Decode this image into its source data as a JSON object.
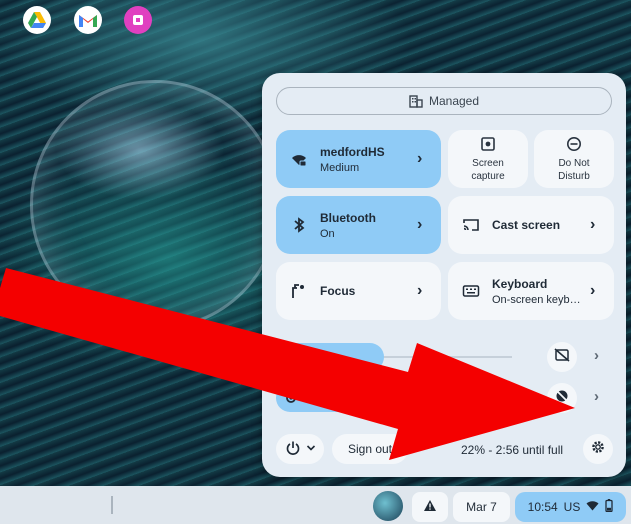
{
  "quick_settings": {
    "managed_label": "Managed",
    "network": {
      "name": "medfordHS",
      "status": "Medium"
    },
    "screen_capture": {
      "line1": "Screen",
      "line2": "capture"
    },
    "do_not_disturb": {
      "line1": "Do Not",
      "line2": "Disturb"
    },
    "bluetooth": {
      "name": "Bluetooth",
      "status": "On"
    },
    "cast": {
      "name": "Cast screen"
    },
    "focus": {
      "name": "Focus"
    },
    "keyboard": {
      "name": "Keyboard",
      "status": "On-screen keyb…"
    },
    "volume_level": 0.45,
    "brightness_level": 0.9,
    "sign_out_label": "Sign out",
    "battery_status": "22% - 2:56 until full"
  },
  "shelf": {
    "apps": [
      "google-drive-icon",
      "gmail-icon",
      "app-icon"
    ],
    "date": "Mar 7",
    "time": "10:54",
    "region": "US"
  },
  "colors": {
    "tile_on": "#8fcbf6",
    "panel_bg": "#e4ecf4",
    "annotation_arrow": "#f40000"
  }
}
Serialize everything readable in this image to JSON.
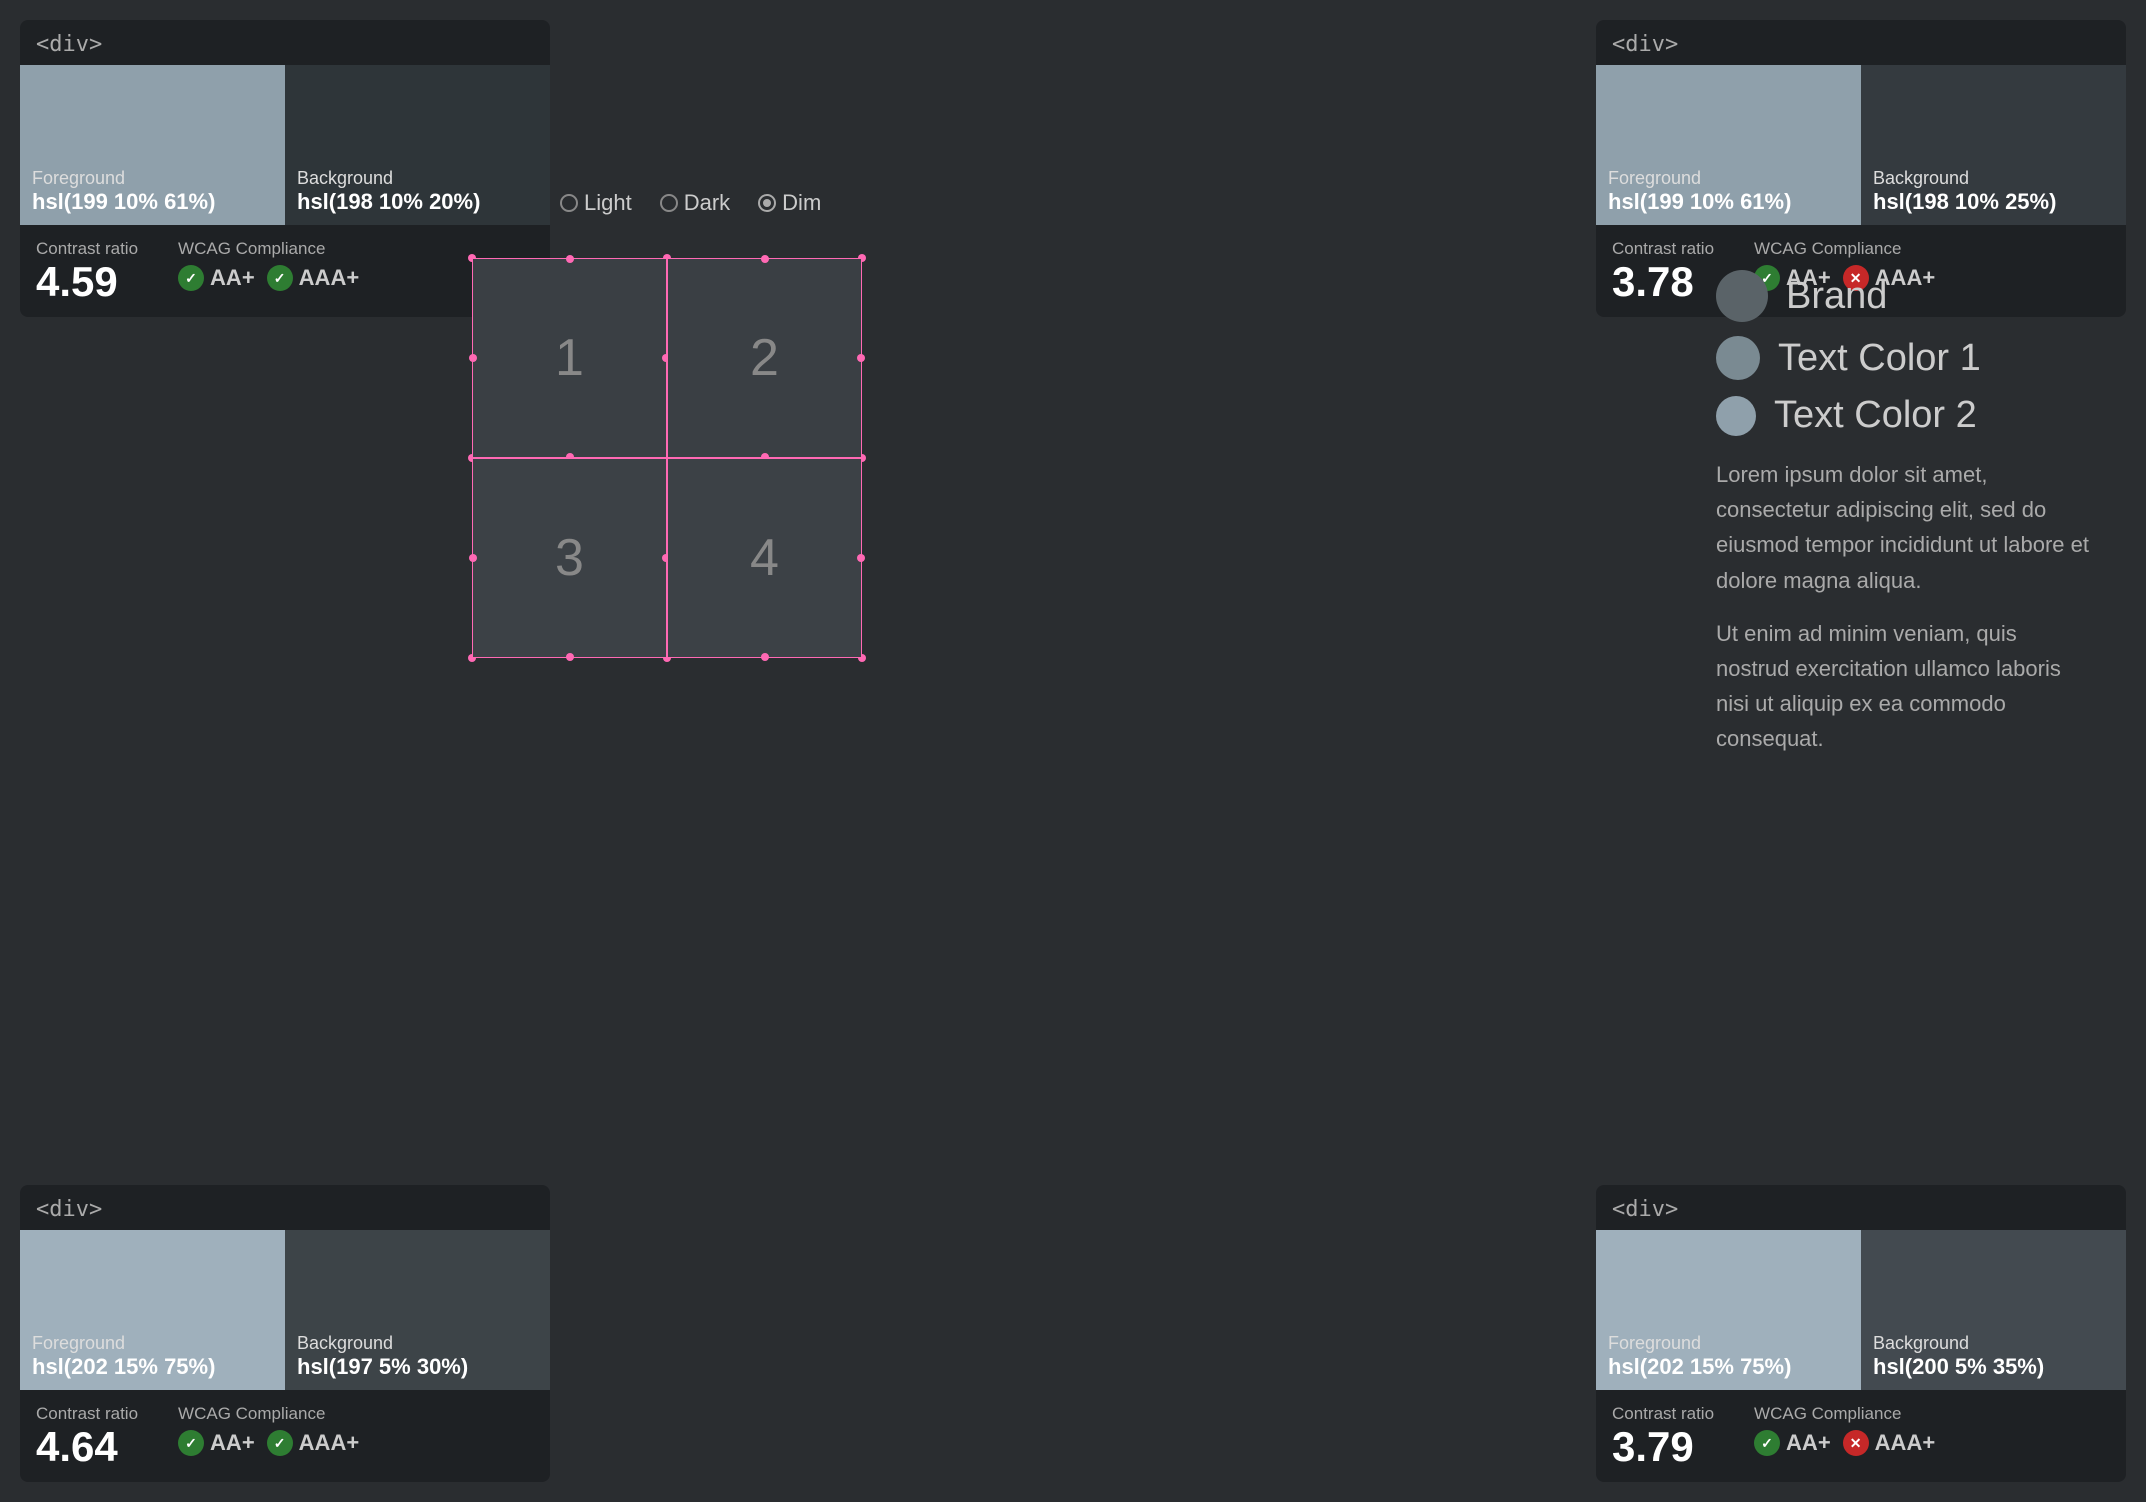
{
  "panels": {
    "top_left": {
      "tag": "<div>",
      "fg_label": "Foreground",
      "fg_value": "hsl(199 10% 61%)",
      "bg_label": "Background",
      "bg_value": "hsl(198 10% 20%)",
      "contrast_label": "Contrast ratio",
      "contrast_value": "4.59",
      "wcag_label": "WCAG Compliance",
      "aa_label": "AA+",
      "aaa_label": "AAA+",
      "aa_pass": true,
      "aaa_pass": true
    },
    "top_right": {
      "tag": "<div>",
      "fg_label": "Foreground",
      "fg_value": "hsl(199 10% 61%)",
      "bg_label": "Background",
      "bg_value": "hsl(198 10% 25%)",
      "contrast_label": "Contrast ratio",
      "contrast_value": "3.78",
      "wcag_label": "WCAG Compliance",
      "aa_label": "AA+",
      "aaa_label": "AAA+",
      "aa_pass": true,
      "aaa_pass": false
    },
    "bottom_left": {
      "tag": "<div>",
      "fg_label": "Foreground",
      "fg_value": "hsl(202 15% 75%)",
      "bg_label": "Background",
      "bg_value": "hsl(197 5% 30%)",
      "contrast_label": "Contrast ratio",
      "contrast_value": "4.64",
      "wcag_label": "WCAG Compliance",
      "aa_label": "AA+",
      "aaa_label": "AAA+",
      "aa_pass": true,
      "aaa_pass": true
    },
    "bottom_right": {
      "tag": "<div>",
      "fg_label": "Foreground",
      "fg_value": "hsl(202 15% 75%)",
      "bg_label": "Background",
      "bg_value": "hsl(200 5% 35%)",
      "contrast_label": "Contrast ratio",
      "contrast_value": "3.79",
      "wcag_label": "WCAG Compliance",
      "aa_label": "AA+",
      "aaa_label": "AAA+",
      "aa_pass": true,
      "aaa_pass": false
    }
  },
  "theme_selector": {
    "options": [
      {
        "label": "Light",
        "selected": false
      },
      {
        "label": "Dark",
        "selected": false
      },
      {
        "label": "Dim",
        "selected": true
      }
    ]
  },
  "grid": {
    "cells": [
      "1",
      "2",
      "3",
      "4"
    ]
  },
  "info_panel": {
    "legend": [
      {
        "label": "Brand",
        "size": 52,
        "color": "#5a6368"
      },
      {
        "label": "Text Color 1",
        "size": 44,
        "color": "#7a8a92"
      },
      {
        "label": "Text Color 2",
        "size": 40,
        "color": "#8fa0ab"
      }
    ],
    "lorem_paragraphs": [
      "Lorem ipsum dolor sit amet, consectetur adipiscing elit, sed do eiusmod tempor incididunt ut labore et dolore magna aliqua.",
      "Ut enim ad minim veniam, quis nostrud exercitation ullamco laboris nisi ut aliquip ex ea commodo consequat."
    ]
  }
}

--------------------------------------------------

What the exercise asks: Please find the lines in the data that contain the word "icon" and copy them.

Solution for this exercise:
      "google-drive-icon",
      "gmail-icon",
      "app-icon"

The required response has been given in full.